Testing hours for COVID-19 expanded at CN health centers
A graphic posted by the Cherokee Nation on Facebook lays out COVID-19 safety precautions. COURTESY
TAHLEQUAH – The Cherokee Nation is providing additional daytime hours at COVID-19 testing sites as infections mount.
Previously closed at noon, drive-through testing hours are now 8 a.m. to 4 p.m. Monday through Friday at each health center, according to CN Health Services.
“This is obviously based on weather and staffing,” Health Services Executive Director Dr. Stephen Jones said recently.
As of Dec. 4, the CN was reporting an estimated 1,325 active cases of COVID-19 within its health system. The total number of cases had surpassed 6,200.
“It was a wonder I even survived it,” said CN citizen Elizabeth Reeve, of Oklahoma City, who is still struggling with complications from her battle with COVID-19 in early November. “Everybody was concerned once I got it that it was going to end up killing me.”
Reeve, 48, who suffers from medial conditions such as diabetes and asthma, believes she contracted the virus at an election watch party when attendees were asked to remove their masks as a show of defiance.
“The herd mentality, that’s how I ended up getting it,” she said. “One time of not wearing my mask and not doing what I knew I needed to do, I got it. So now I’m on oxygen. It’s probably going to be long term.”
Her advice for fellow Cherokees is to wear masks and practice social distancing.
“That’s the only way we’re going to be able to survive,” Reeve said. “It’s about taking care of your community. The Cherokee puts community first, not self first. The thing about COVID is, you don’t know who’s going to have it so you need to treat everybody like they have it.”
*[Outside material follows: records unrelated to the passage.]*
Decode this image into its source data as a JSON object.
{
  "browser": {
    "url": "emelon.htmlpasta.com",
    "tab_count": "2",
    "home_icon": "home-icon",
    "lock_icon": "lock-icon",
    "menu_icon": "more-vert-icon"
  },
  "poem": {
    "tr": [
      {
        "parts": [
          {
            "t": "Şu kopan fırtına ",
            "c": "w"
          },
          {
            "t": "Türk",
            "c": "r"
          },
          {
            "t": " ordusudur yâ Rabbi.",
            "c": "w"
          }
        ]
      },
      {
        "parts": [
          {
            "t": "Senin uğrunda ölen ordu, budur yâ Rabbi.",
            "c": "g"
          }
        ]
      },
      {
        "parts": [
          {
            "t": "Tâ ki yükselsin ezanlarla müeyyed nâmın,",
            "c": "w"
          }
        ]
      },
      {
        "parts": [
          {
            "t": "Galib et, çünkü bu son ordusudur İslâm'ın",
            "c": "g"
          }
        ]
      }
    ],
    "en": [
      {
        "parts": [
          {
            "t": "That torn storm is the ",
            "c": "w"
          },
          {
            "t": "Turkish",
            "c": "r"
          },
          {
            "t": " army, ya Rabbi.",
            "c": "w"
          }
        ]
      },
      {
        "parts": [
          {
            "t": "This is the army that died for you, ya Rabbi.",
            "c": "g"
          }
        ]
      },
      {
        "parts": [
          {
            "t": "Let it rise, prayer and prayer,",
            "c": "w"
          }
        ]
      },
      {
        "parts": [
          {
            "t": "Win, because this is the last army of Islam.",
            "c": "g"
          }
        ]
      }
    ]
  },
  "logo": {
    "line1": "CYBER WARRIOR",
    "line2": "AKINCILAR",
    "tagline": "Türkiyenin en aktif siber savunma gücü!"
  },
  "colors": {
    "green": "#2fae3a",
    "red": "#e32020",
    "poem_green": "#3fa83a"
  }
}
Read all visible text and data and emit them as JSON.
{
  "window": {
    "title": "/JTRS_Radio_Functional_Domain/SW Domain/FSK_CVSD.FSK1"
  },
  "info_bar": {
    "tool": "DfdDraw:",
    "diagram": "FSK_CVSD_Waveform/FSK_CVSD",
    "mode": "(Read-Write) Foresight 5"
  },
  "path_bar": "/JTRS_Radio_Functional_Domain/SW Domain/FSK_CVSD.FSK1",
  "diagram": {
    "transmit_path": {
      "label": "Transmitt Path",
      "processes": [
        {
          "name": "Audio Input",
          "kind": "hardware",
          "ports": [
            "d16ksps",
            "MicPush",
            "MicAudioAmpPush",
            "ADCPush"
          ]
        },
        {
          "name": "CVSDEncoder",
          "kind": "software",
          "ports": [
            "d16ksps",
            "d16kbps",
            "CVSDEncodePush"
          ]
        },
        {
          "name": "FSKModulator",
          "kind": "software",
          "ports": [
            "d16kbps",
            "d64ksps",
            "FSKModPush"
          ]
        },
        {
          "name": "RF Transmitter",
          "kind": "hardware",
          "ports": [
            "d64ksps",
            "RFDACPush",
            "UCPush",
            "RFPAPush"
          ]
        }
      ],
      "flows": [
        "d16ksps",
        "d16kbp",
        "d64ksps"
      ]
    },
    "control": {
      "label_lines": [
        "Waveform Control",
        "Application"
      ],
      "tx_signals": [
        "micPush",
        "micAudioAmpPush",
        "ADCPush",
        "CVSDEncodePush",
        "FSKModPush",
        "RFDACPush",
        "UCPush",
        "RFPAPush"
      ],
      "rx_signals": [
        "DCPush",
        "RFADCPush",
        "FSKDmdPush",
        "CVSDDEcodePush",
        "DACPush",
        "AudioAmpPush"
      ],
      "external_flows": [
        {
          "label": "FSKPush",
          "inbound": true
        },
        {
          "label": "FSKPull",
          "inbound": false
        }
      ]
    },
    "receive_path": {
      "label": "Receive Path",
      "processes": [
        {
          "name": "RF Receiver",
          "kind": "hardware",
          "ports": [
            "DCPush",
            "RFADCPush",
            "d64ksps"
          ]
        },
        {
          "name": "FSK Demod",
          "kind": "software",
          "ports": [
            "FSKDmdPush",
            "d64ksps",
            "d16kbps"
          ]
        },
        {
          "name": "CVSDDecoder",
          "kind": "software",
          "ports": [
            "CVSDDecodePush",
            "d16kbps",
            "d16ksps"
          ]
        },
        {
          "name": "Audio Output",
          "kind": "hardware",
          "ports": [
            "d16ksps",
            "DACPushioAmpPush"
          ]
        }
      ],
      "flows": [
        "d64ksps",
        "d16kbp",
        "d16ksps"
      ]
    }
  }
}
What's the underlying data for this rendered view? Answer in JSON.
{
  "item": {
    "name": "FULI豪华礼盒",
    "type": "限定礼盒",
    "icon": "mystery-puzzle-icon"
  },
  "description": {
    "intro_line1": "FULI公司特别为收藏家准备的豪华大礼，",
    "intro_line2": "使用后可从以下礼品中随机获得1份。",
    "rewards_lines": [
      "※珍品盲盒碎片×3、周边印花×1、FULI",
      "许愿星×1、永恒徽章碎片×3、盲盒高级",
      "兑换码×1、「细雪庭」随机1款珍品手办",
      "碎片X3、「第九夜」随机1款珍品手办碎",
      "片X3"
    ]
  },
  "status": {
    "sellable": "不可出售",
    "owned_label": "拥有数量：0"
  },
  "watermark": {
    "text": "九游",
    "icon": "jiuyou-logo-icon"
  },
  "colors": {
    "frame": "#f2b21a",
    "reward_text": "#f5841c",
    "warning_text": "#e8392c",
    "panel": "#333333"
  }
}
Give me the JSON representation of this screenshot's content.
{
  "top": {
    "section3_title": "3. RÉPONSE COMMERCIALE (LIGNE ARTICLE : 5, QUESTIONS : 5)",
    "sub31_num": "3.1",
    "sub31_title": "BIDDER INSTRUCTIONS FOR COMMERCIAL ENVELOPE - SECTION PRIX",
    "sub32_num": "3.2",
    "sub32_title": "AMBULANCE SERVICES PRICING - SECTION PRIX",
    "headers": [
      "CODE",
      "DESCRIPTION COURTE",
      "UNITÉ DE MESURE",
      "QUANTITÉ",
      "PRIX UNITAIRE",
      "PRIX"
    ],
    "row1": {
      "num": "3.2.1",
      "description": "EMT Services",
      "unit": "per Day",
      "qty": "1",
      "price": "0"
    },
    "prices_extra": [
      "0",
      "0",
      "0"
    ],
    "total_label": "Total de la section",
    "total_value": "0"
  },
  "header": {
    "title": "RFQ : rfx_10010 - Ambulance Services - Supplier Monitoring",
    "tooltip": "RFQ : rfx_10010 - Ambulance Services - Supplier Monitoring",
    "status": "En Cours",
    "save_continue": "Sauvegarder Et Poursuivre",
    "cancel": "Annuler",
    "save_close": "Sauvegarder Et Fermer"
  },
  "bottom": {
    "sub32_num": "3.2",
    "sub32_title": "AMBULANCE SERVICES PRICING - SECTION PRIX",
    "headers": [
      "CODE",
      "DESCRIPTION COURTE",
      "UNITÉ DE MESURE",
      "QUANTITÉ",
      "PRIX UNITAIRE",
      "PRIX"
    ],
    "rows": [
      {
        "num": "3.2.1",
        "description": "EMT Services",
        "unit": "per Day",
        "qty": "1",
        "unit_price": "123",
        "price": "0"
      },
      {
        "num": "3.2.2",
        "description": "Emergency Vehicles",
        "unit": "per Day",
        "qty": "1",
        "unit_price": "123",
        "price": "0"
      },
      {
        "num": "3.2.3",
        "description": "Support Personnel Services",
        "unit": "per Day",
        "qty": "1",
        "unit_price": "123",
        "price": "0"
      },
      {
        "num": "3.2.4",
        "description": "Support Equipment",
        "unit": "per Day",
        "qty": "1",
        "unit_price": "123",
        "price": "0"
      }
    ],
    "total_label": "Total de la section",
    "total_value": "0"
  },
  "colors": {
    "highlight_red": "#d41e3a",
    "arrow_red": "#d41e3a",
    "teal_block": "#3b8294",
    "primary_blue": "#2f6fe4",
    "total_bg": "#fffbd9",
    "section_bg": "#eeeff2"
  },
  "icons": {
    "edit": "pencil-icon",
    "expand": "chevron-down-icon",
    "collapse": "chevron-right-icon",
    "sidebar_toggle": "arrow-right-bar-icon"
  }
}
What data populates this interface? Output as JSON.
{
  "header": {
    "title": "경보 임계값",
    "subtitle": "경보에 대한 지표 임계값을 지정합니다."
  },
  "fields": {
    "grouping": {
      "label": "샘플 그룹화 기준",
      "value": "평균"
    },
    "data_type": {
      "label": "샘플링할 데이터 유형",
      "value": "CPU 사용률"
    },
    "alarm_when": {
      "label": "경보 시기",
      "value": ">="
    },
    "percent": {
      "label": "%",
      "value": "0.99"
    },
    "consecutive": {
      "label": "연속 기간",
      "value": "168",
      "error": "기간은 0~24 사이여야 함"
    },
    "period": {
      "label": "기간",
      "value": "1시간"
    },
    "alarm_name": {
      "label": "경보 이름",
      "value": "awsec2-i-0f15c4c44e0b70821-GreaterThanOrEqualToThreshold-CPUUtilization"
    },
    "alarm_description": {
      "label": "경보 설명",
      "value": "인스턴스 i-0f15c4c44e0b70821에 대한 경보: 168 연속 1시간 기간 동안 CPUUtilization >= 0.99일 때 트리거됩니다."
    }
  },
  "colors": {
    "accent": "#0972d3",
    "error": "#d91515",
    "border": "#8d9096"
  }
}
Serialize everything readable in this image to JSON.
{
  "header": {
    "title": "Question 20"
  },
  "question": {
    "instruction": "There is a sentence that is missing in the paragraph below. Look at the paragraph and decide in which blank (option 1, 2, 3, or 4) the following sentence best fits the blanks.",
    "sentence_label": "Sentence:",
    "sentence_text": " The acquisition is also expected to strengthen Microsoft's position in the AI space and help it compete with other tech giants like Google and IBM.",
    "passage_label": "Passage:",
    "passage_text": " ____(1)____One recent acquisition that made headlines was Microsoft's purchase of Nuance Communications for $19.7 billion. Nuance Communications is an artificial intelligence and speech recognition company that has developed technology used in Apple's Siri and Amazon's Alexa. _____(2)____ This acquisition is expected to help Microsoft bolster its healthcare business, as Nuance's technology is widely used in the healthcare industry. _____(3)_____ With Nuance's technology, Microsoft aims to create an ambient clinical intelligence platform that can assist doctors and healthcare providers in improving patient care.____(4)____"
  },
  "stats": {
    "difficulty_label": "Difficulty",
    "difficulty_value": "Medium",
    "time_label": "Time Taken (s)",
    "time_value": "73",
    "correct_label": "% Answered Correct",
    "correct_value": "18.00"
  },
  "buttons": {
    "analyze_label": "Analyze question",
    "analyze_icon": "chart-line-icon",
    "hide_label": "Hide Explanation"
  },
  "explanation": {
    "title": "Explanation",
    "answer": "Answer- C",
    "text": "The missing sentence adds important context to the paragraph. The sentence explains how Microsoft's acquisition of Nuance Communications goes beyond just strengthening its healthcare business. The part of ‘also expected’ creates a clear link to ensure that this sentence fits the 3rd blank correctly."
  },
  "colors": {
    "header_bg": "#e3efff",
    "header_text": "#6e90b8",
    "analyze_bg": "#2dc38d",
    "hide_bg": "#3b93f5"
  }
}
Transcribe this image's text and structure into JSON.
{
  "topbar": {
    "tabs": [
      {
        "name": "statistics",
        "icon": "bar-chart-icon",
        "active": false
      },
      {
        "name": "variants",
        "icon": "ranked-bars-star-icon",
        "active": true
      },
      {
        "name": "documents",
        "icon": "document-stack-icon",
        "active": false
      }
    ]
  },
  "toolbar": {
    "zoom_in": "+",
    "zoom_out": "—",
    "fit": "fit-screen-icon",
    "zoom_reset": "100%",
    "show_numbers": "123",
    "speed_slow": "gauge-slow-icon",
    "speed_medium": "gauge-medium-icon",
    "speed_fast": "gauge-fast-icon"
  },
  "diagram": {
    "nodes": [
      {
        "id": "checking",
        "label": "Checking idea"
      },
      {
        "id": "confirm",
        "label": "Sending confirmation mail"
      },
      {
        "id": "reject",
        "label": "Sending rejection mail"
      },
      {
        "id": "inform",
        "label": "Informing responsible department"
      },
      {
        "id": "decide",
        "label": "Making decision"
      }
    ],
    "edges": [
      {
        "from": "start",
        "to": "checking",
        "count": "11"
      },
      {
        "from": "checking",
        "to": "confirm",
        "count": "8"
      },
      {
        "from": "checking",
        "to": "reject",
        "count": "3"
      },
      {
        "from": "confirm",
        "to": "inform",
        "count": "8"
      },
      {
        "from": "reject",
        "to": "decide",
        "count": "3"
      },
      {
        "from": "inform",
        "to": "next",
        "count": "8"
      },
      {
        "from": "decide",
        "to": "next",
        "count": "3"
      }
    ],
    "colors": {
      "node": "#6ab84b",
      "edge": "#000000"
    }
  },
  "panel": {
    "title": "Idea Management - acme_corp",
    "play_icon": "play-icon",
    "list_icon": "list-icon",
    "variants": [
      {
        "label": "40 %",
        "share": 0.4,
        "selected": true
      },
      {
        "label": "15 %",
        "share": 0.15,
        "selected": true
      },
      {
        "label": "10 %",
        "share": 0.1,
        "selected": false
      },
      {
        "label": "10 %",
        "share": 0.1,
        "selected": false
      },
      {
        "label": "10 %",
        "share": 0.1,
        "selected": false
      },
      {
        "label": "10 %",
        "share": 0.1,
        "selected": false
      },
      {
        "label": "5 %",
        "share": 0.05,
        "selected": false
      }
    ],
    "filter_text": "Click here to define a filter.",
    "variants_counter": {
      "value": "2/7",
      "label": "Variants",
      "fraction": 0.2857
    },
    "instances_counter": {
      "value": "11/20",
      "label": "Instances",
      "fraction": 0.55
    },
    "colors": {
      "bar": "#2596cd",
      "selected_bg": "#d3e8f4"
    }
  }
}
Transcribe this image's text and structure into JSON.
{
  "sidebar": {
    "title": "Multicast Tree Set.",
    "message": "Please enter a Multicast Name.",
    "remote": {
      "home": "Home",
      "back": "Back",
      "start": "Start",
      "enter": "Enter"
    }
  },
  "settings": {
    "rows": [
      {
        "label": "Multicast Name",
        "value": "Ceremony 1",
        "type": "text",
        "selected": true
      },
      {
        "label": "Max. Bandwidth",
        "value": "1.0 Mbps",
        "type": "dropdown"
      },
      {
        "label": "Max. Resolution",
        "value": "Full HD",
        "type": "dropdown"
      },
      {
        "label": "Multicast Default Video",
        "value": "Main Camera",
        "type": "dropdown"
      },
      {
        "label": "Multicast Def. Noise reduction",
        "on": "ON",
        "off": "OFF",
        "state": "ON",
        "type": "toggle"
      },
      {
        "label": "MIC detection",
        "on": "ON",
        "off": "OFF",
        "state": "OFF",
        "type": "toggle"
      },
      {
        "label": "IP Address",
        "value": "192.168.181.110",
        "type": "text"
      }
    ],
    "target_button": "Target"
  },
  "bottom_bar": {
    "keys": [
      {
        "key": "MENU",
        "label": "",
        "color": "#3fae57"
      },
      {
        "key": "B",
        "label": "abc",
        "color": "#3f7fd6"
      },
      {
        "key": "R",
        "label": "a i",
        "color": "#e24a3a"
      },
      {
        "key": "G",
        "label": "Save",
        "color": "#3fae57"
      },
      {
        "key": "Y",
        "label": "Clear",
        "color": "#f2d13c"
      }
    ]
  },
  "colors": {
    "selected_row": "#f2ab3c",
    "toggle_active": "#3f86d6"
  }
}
The Centers for Disease Control says those infected with COVID-19 can spread it for up to 14 days without showing symptoms. According to the CN, getting a COVID-19 test is important when needed, “but testing alone does not ensure your safety or the safety of your loved ones.” Tribal leaders are urging their citizens to practice caution at a time when families typically gather.
“We’ve lost far too many elders, too many friends, to this dreaded disease,” Principal Chief Chuck Hoskin Jr. said. “What you do especially during these holidays can save the lives of so many loved ones. We need to put our community first. That’s the Cherokee way.”
Jones recently asked the Tribal Council for “your help and your influence in helping us spread the message” of COVID-19 precautions, especially during the holiday season.
“We feel like we’re fighting a losing battle with our numbers continuing to rise like they have,” he said. “I’m pleading with you to help us spread the message in your communities and help us to slow this down.”
Statewide, there were 208,875 cases, 29,451 of which were listed as active on Dec. 4.
Jones said that when a vaccine is available, the CN would receive it through the Indian Health Service.
“The priority initially is going to be in-patient health care workers and elderly residential patients,” he said, adding that a distribution plan is already in place for the general public. “We’ll be ready to go when we have enough vaccine to administer it broadly.”
The CN’s health experts suggest citizens with COVID-19 symptoms contact their health center first before entering.
Tribal citizens with questions regarding COVID-19 are urged to call 1-833-528-0063 between the hours of 8 a.m. to 5 p.m. Monday through Friday.